What happened to Hinckley in court?

Hinckley’s trial began about 13 months after the shooting and lasted for seven weeks. He was charged with 13 crimes, including attempting to assassinate a president and assault with intent to kill.

Hinckley’s legal team — a high-powered one, hired by his wealthy parents — approached the case with a defense predicated upon their client’s insanity. Lead psychiatric expert Dr. William Carpenter declared that Hinckley suffered from schizophrenia and displayed four key signs of such a diagnosis: “an incapacity to have an ordinary emotional arousal,” “autistic retreat from reality,” depression that involved “suicidal features,” and an inability to develop typical social bonds. 

Hinckley arrives at the Marine Corps base at Quantico, Va., in August 1981 after completing extensive psychiatric tests at the Federal Correctional Institute in Butner, North Carolina. (Getty Images)

In assessments with medical professionals, Hinckley’s train of thought seemed emotionless and scattered, and another doctor testified that the defendant’s thinking represented “the very opposite of logic.” Hinkley’s defense team argued that he thought De Niro’s Taxi Driver character was speaking to him, and that Hinckley acted as if he were “acting out a movie script.” Before the defense rested, the jury was shown Taxi Driver in its entirety.

After four days of deliberations, Hinckley was found not guilty by reason of insanity on all 13 counts. He was subsequently confined to a Washington-based hospital for more than 30 years, during which time he received extensive treatment for his mental illness.

Why was Hinckley released from custody?

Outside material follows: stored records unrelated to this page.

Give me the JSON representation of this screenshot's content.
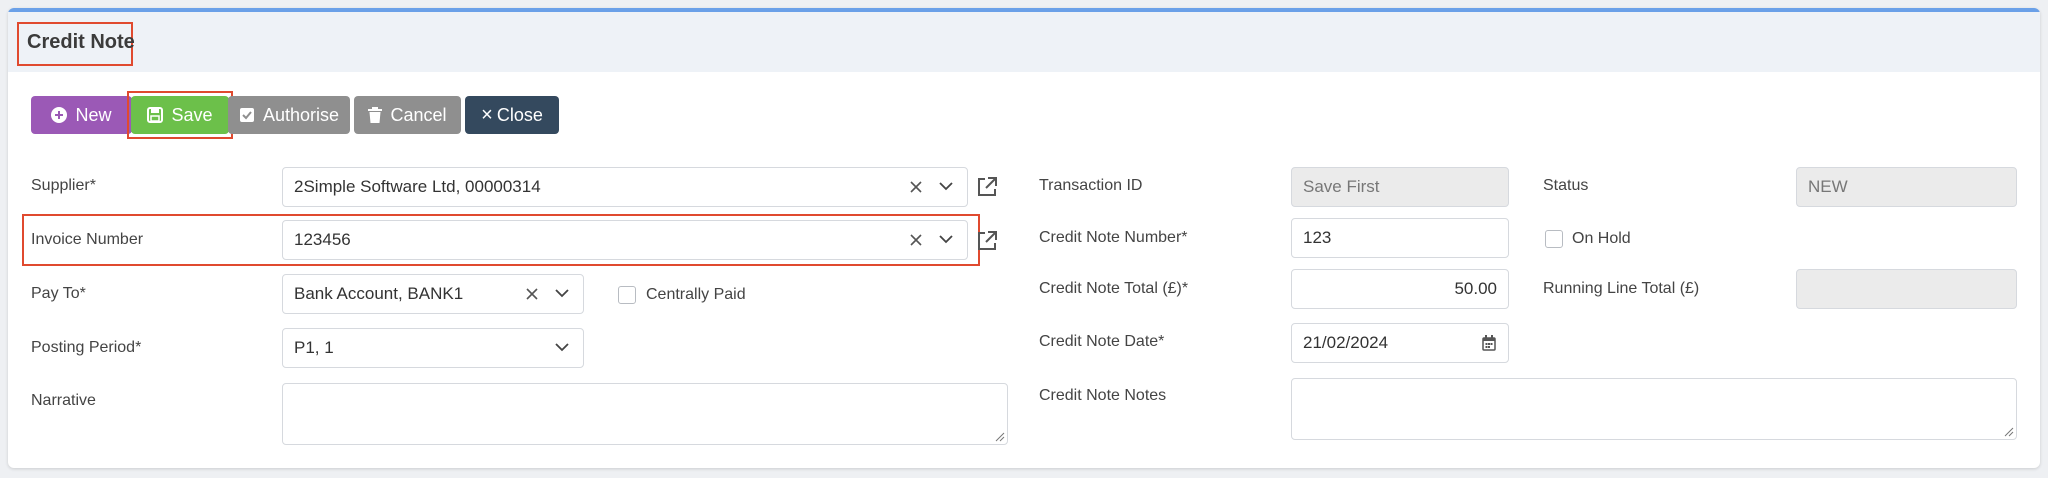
{
  "header": {
    "title": "Credit Note"
  },
  "toolbar": {
    "new_label": "New",
    "save_label": "Save",
    "authorise_label": "Authorise",
    "cancel_label": "Cancel",
    "close_label": "Close",
    "close_glyph": "×"
  },
  "form": {
    "supplier": {
      "label": "Supplier*",
      "value": "2Simple Software Ltd, 00000314"
    },
    "invoice_number": {
      "label": "Invoice Number",
      "value": "123456"
    },
    "pay_to": {
      "label": "Pay To*",
      "value": "Bank Account, BANK1"
    },
    "centrally_paid": {
      "label": "Centrally Paid",
      "checked": false
    },
    "posting_period": {
      "label": "Posting Period*",
      "value": "P1, 1"
    },
    "narrative": {
      "label": "Narrative",
      "value": ""
    },
    "transaction_id": {
      "label": "Transaction ID",
      "value": "Save First"
    },
    "status": {
      "label": "Status",
      "value": "NEW"
    },
    "credit_note_number": {
      "label": "Credit Note Number*",
      "value": "123"
    },
    "on_hold": {
      "label": "On Hold",
      "checked": false
    },
    "credit_note_total": {
      "label": "Credit Note Total (£)*",
      "value": "50.00"
    },
    "running_line_total": {
      "label": "Running Line Total (£)",
      "value": ""
    },
    "credit_note_date": {
      "label": "Credit Note Date*",
      "value": "21/02/2024"
    },
    "credit_note_notes": {
      "label": "Credit Note Notes",
      "value": ""
    }
  },
  "colors": {
    "new": "#9b59b6",
    "save": "#6cc04a",
    "authorise": "#8f8f8f",
    "cancel": "#8f8f8f",
    "close": "#34495e",
    "highlight": "#e04a2f",
    "accent": "#6aa0e8"
  },
  "icons": [
    "plus-circle-icon",
    "save-icon",
    "check-square-icon",
    "trash-icon",
    "close-icon",
    "clear-icon",
    "chevron-down-icon",
    "external-link-icon",
    "calendar-icon",
    "resize-handle-icon"
  ]
}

In 2016, a judge allowed Hinckley to leave the facility to live under his mother’s supervision in Virginia, and in the years since, the restrictions on Hinckley have gradually loosened.

Then, in September 2021, a judge decided Hinckley’s improvement over the years warranted an “unconditional release” from all restrictions — but not immediately. Though Hinckley was granted more freedom and was spotted out and about, the court set the June 2022 deadline so he could be monitored closely in the meantime, especially considering Hinckley recently experienced two big life changes: His mother passed away, leaving him to live alone for the first time in four decades, and his longtime therapist retired.

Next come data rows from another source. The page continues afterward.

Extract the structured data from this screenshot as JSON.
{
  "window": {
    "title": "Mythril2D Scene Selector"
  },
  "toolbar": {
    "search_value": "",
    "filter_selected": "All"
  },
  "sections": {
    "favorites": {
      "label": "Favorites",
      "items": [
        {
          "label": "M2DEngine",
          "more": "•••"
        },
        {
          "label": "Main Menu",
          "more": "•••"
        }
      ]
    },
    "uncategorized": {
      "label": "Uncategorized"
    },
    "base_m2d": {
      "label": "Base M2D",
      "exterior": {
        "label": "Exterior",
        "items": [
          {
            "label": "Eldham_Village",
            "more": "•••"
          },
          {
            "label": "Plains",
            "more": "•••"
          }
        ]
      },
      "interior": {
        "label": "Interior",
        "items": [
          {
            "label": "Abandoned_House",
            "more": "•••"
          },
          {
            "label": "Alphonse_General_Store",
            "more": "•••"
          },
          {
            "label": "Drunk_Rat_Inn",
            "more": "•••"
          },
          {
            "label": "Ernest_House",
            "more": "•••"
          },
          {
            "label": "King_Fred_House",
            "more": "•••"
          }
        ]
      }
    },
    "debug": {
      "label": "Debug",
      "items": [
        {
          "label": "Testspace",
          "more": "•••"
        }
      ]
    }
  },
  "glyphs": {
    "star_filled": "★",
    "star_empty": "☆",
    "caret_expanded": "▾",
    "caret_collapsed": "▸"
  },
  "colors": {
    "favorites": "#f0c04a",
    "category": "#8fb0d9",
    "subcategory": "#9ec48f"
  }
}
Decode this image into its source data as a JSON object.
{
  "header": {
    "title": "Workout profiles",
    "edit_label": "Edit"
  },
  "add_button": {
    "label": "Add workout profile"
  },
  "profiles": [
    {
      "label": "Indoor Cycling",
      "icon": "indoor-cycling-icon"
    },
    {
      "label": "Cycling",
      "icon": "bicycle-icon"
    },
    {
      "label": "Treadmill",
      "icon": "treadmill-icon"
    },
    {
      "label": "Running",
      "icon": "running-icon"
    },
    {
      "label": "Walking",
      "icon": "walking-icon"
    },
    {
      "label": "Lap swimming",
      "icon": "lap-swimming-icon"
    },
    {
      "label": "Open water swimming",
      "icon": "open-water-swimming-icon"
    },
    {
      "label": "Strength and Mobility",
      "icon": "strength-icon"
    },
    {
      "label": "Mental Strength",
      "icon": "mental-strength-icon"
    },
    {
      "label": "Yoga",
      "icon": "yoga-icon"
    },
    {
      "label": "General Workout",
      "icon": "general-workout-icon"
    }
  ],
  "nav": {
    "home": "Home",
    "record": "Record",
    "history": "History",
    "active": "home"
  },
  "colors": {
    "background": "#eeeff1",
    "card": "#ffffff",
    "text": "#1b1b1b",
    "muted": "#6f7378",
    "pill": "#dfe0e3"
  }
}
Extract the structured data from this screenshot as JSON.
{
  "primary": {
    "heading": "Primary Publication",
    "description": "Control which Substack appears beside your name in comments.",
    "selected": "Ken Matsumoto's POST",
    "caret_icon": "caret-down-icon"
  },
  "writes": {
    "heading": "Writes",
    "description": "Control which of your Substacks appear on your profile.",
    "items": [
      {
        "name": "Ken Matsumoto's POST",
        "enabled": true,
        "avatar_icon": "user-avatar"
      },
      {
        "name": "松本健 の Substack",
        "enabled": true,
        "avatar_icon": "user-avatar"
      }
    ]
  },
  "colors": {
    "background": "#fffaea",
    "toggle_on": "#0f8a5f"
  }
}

But now that the date is here and a U.S. attorney report ruled that Hinckley “has recovered his sanity such that he does not present a danger to himself or others because of mental illness,” he’ll finally regain total autonomy over his day-to-day life.

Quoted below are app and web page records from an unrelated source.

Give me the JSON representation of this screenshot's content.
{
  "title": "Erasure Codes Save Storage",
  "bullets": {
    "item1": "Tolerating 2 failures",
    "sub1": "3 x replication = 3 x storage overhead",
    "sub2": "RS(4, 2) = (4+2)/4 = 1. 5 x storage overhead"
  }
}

The family of Ronald Reagan has not responded positively to the news. In 2021, Reagan’s daughter Patti Davis wrote in a Washington Post op-ed that while memories of the attempted assassination have faded in the public, she still feels viscerally affected by the damage to her father and his security detail, and she fears what might happen if Hinckley were to try to contact her, her siblings, or Jodie Foster.

“You just have to live with the fear, and the anger, and the darkness that one person keeps bringing into your life,” she wrote.

What does Hinckley plan to do after he’s released?

He’s got his sights set on a particularly splashy career as a singer-songwriter.

Hinckley maintains a YouTube channel where he posts videos of himself performing both original songs and covers of rock classics, and he’s already racked up nearly 30,000 subscribers. 

Hinckley announced in January of this year that he was on the hunt for musicians to join him on stage. “I’m starting a band. I’m looking for a bass player, drummer and lead guitarist,” he tweeted, adding an address for a P.O. box where interested parties could reach out to him.

Earlier this month, Hinckley announced a live show at the Market Hotel in Brooklyn, posting online that he’ll be performing 17 original songs at the show. The hotel’s website originally listed the concert as taking place on July 8 and said the event was sold out; however, that page has since been deleted (and the hotel did receive some criticism on social media), so it’s currently unclear whether the show will go on. The Market Hotel has not responded to KCM’s requests for confirmation.

But in the meantime, Hinckley has remained active on Twitter, even giving his followers an email address where they can submit correspondence and offers for live appearances.